Component data from apps and pages:
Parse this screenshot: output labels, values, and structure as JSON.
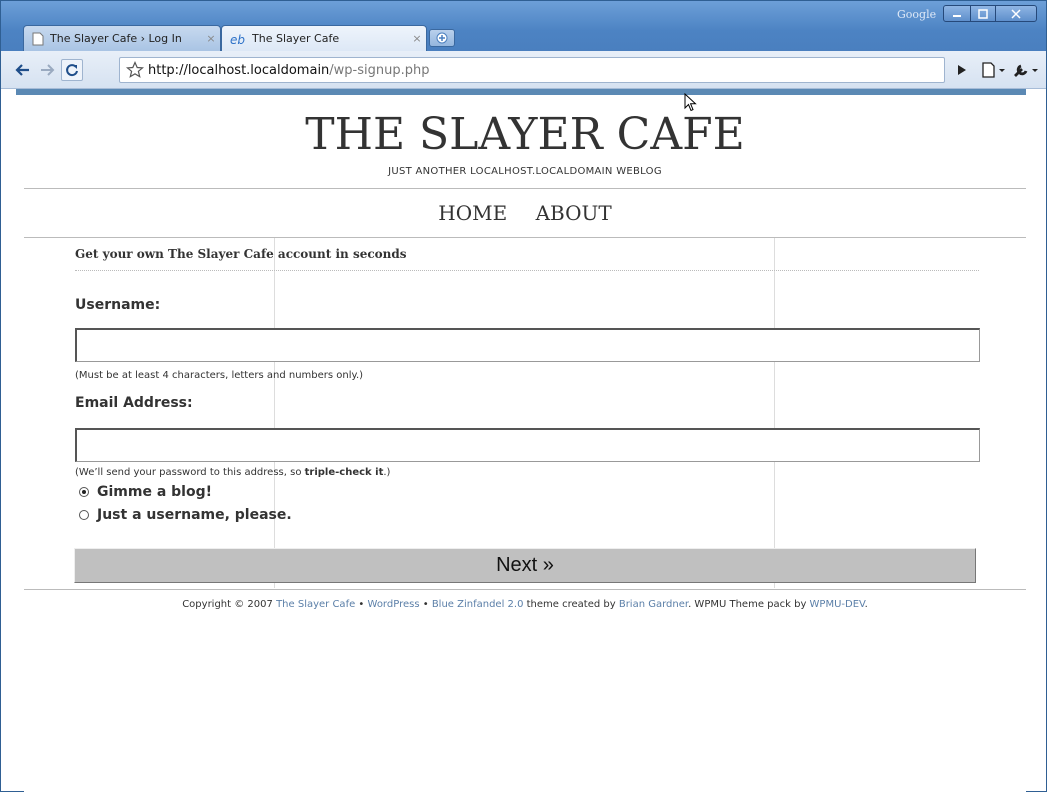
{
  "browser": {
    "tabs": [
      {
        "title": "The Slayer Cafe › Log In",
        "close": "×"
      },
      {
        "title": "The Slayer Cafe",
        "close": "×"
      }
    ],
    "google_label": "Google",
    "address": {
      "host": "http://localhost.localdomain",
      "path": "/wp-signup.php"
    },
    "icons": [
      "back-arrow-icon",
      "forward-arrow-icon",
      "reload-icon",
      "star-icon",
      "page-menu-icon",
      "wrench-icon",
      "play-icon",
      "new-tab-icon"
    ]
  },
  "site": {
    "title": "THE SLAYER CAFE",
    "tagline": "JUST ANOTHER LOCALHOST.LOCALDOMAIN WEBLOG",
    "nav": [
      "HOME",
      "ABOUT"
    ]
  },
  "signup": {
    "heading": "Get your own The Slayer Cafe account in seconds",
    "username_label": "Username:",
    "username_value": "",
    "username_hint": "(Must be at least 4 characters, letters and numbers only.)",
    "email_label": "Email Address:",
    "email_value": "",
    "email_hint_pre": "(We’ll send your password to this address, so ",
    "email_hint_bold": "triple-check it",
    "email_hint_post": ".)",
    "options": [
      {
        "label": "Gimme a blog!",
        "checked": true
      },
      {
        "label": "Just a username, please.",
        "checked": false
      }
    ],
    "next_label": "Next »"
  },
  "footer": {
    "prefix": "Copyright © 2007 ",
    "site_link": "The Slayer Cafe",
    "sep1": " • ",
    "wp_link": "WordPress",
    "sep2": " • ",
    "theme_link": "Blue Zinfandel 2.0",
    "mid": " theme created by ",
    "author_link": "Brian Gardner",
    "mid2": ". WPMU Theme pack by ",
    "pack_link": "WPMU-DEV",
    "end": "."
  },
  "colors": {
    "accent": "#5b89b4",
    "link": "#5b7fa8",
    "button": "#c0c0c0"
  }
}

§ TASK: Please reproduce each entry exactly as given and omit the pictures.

§ OUTPUT FOR THIS EXERCISE:
Parse this screenshot: output labels, values, and structure as JSON.
{
  "browser": {
    "tabs": [
      {
        "title": "The Slayer Cafe › Log In",
        "close": "×"
      },
      {
        "title": "The Slayer Cafe",
        "close": "×"
      }
    ],
    "google_label": "Google",
    "address": {
      "host": "http://localhost.localdomain",
      "path": "/wp-signup.php"
    },
    "icons": [
      "back-arrow-icon",
      "forward-arrow-icon",
      "reload-icon",
      "star-icon",
      "page-menu-icon",
      "wrench-icon",
      "play-icon",
      "new-tab-icon"
    ]
  },
  "site": {
    "title": "THE SLAYER CAFE",
    "tagline": "JUST ANOTHER LOCALHOST.LOCALDOMAIN WEBLOG",
    "nav": [
      "HOME",
      "ABOUT"
    ]
  },
  "signup": {
    "heading": "Get your own The Slayer Cafe account in seconds",
    "username_label": "Username:",
    "username_value": "",
    "username_hint": "(Must be at least 4 characters, letters and numbers only.)",
    "email_label": "Email Address:",
    "email_value": "",
    "email_hint_pre": "(We’ll send your password to this address, so ",
    "email_hint_bold": "triple-check it",
    "email_hint_post": ".)",
    "options": [
      {
        "label": "Gimme a blog!",
        "checked": true
      },
      {
        "label": "Just a username, please.",
        "checked": false
      }
    ],
    "next_label": "Next »"
  },
  "footer": {
    "prefix": "Copyright © 2007 ",
    "site_link": "The Slayer Cafe",
    "sep1": " • ",
    "wp_link": "WordPress",
    "sep2": " • ",
    "theme_link": "Blue Zinfandel 2.0",
    "mid": " theme created by ",
    "author_link": "Brian Gardner",
    "mid2": ". WPMU Theme pack by ",
    "pack_link": "WPMU-DEV",
    "end": "."
  },
  "colors": {
    "accent": "#5b89b4",
    "link": "#5b7fa8",
    "button": "#c0c0c0"
  }
}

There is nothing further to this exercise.